[[ Provided entries, beginning ]]
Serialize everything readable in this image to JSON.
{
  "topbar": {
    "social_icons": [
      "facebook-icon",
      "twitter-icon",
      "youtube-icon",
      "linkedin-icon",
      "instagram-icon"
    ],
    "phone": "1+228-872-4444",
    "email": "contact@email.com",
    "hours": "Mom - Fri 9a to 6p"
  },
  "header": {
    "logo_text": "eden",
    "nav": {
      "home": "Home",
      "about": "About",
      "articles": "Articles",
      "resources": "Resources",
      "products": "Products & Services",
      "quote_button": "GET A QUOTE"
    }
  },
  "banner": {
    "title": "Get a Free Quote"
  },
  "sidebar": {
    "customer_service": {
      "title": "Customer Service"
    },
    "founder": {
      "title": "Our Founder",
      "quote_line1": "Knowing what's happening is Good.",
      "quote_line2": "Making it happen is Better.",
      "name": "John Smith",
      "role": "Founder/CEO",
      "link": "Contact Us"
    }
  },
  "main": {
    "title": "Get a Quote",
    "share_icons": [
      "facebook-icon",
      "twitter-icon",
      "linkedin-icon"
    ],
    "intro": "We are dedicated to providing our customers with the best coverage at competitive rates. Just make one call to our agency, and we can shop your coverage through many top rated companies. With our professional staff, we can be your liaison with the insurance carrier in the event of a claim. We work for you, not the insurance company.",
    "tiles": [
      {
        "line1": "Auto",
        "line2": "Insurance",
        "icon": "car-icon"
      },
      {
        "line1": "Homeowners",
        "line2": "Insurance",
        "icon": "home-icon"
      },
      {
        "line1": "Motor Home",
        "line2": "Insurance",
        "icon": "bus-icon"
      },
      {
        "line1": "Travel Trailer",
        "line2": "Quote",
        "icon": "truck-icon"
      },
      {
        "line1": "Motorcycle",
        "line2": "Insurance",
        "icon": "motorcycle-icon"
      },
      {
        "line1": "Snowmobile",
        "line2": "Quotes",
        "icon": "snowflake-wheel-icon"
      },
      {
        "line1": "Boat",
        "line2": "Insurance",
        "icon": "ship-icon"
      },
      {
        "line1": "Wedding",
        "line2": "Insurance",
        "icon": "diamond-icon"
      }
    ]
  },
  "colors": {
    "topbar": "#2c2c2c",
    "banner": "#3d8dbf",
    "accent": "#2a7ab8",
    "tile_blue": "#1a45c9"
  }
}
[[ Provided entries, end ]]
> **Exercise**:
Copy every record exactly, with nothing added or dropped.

> **Solution below**:
Serialize everything readable in this image to JSON.
{
  "topbar": {
    "social_icons": [
      "facebook-icon",
      "twitter-icon",
      "youtube-icon",
      "linkedin-icon",
      "instagram-icon"
    ],
    "phone": "1+228-872-4444",
    "email": "contact@email.com",
    "hours": "Mom - Fri 9a to 6p"
  },
  "header": {
    "logo_text": "eden",
    "nav": {
      "home": "Home",
      "about": "About",
      "articles": "Articles",
      "resources": "Resources",
      "products": "Products & Services",
      "quote_button": "GET A QUOTE"
    }
  },
  "banner": {
    "title": "Get a Free Quote"
  },
  "sidebar": {
    "customer_service": {
      "title": "Customer Service"
    },
    "founder": {
      "title": "Our Founder",
      "quote_line1": "Knowing what's happening is Good.",
      "quote_line2": "Making it happen is Better.",
      "name": "John Smith",
      "role": "Founder/CEO",
      "link": "Contact Us"
    }
  },
  "main": {
    "title": "Get a Quote",
    "share_icons": [
      "facebook-icon",
      "twitter-icon",
      "linkedin-icon"
    ],
    "intro": "We are dedicated to providing our customers with the best coverage at competitive rates. Just make one call to our agency, and we can shop your coverage through many top rated companies. With our professional staff, we can be your liaison with the insurance carrier in the event of a claim. We work for you, not the insurance company.",
    "tiles": [
      {
        "line1": "Auto",
        "line2": "Insurance",
        "icon": "car-icon"
      },
      {
        "line1": "Homeowners",
        "line2": "Insurance",
        "icon": "home-icon"
      },
      {
        "line1": "Motor Home",
        "line2": "Insurance",
        "icon": "bus-icon"
      },
      {
        "line1": "Travel Trailer",
        "line2": "Quote",
        "icon": "truck-icon"
      },
      {
        "line1": "Motorcycle",
        "line2": "Insurance",
        "icon": "motorcycle-icon"
      },
      {
        "line1": "Snowmobile",
        "line2": "Quotes",
        "icon": "snowflake-wheel-icon"
      },
      {
        "line1": "Boat",
        "line2": "Insurance",
        "icon": "ship-icon"
      },
      {
        "line1": "Wedding",
        "line2": "Insurance",
        "icon": "diamond-icon"
      }
    ]
  },
  "colors": {
    "topbar": "#2c2c2c",
    "banner": "#3d8dbf",
    "accent": "#2a7ab8",
    "tile_blue": "#1a45c9"
  }
}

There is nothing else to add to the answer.